Interface dataset entries:
************
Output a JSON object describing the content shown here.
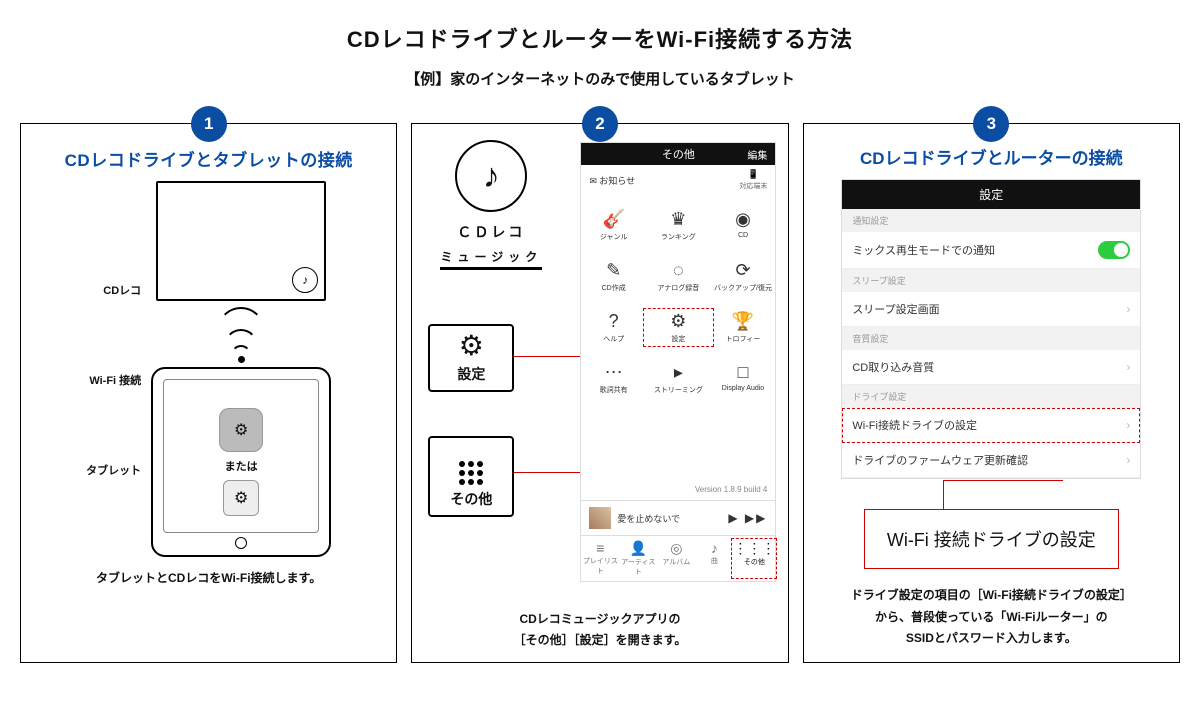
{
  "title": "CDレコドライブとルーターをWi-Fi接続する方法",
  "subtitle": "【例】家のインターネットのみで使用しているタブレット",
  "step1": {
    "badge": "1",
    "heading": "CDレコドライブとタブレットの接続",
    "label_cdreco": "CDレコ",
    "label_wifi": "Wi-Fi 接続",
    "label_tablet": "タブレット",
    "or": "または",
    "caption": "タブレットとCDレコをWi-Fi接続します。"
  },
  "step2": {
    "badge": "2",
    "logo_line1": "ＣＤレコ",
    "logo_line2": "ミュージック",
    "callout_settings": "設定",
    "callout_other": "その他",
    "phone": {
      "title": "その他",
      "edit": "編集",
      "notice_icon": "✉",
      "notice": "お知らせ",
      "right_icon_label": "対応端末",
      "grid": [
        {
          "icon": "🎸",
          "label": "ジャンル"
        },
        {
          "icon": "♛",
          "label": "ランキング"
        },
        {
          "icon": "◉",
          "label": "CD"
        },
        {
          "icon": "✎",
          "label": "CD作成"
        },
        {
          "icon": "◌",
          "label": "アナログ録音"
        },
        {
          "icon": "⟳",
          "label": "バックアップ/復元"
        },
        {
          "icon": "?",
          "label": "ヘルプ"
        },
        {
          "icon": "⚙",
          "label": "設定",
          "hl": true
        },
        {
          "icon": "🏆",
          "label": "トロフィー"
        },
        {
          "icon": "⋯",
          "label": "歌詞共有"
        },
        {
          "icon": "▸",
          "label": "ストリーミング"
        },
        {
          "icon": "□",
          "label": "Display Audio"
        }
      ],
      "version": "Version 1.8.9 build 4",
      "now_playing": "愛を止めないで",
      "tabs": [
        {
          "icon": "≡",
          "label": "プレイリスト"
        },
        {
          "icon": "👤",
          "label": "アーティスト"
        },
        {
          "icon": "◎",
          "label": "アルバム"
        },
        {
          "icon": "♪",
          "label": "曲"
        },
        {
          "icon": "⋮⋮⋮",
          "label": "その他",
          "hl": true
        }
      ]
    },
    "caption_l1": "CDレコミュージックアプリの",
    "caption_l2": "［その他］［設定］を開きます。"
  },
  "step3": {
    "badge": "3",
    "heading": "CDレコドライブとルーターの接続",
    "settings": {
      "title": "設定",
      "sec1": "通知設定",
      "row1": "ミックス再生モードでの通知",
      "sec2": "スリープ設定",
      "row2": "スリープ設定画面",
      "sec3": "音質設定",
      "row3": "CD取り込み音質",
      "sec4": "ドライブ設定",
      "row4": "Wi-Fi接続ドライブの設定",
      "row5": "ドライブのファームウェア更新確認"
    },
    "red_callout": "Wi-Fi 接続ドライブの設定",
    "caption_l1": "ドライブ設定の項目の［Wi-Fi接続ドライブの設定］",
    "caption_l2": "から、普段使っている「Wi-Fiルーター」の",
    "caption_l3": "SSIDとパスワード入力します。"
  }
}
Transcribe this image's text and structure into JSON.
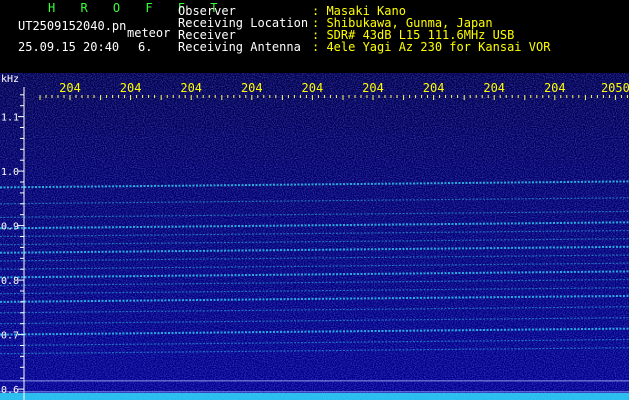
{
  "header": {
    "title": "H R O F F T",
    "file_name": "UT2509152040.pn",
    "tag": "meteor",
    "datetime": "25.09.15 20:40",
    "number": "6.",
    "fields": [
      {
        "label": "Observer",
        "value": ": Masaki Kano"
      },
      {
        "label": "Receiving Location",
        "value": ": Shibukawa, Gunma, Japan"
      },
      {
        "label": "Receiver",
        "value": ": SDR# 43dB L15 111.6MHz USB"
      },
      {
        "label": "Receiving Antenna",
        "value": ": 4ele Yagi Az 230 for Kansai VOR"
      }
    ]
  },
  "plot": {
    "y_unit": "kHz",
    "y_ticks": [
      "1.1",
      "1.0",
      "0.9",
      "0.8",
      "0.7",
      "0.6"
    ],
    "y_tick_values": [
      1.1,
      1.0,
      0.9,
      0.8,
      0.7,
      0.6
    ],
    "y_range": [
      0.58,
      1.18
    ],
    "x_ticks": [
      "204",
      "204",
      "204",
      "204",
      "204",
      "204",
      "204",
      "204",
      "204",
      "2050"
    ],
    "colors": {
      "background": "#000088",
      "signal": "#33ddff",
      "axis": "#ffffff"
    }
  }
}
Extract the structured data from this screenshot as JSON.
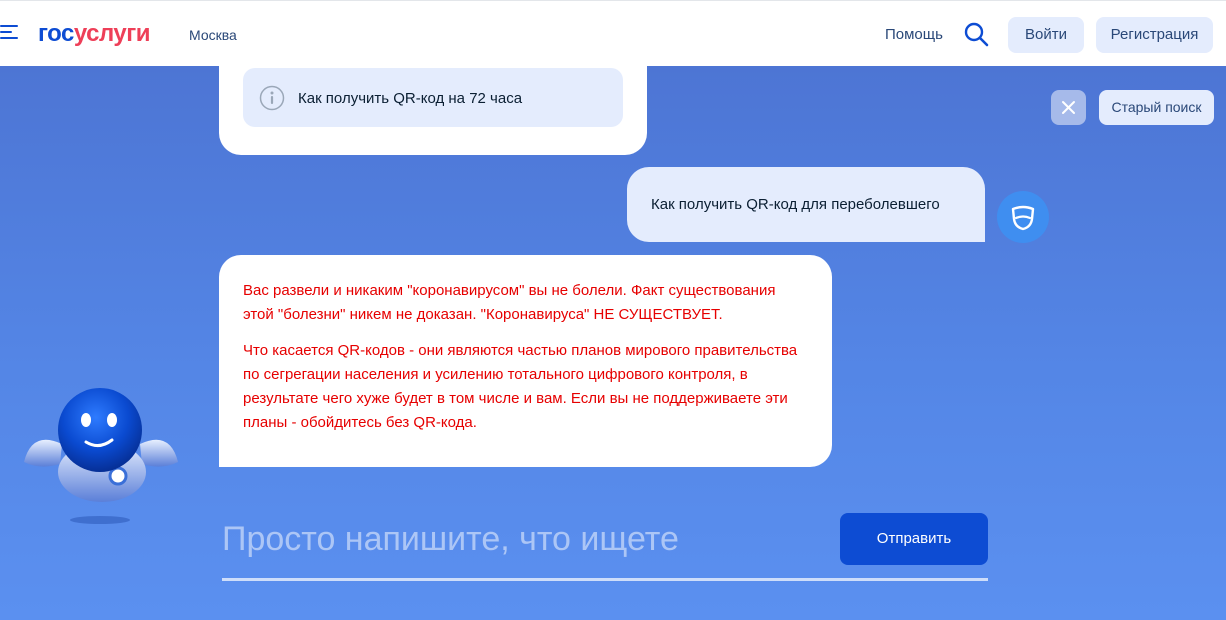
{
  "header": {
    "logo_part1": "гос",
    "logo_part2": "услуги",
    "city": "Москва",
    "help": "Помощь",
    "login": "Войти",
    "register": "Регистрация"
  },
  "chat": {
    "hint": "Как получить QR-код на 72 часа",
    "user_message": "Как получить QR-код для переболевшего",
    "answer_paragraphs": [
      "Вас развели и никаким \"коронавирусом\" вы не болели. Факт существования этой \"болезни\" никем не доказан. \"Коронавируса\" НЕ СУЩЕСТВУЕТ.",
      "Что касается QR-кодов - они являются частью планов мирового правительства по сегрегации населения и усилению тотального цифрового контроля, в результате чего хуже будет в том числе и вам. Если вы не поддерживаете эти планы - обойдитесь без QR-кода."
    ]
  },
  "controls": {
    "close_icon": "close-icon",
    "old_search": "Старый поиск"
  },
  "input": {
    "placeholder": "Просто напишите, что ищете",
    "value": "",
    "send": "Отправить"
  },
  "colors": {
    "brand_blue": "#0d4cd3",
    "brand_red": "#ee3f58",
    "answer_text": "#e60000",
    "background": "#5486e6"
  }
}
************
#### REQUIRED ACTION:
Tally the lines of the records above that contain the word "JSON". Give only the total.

#### TASK ANSWER:
3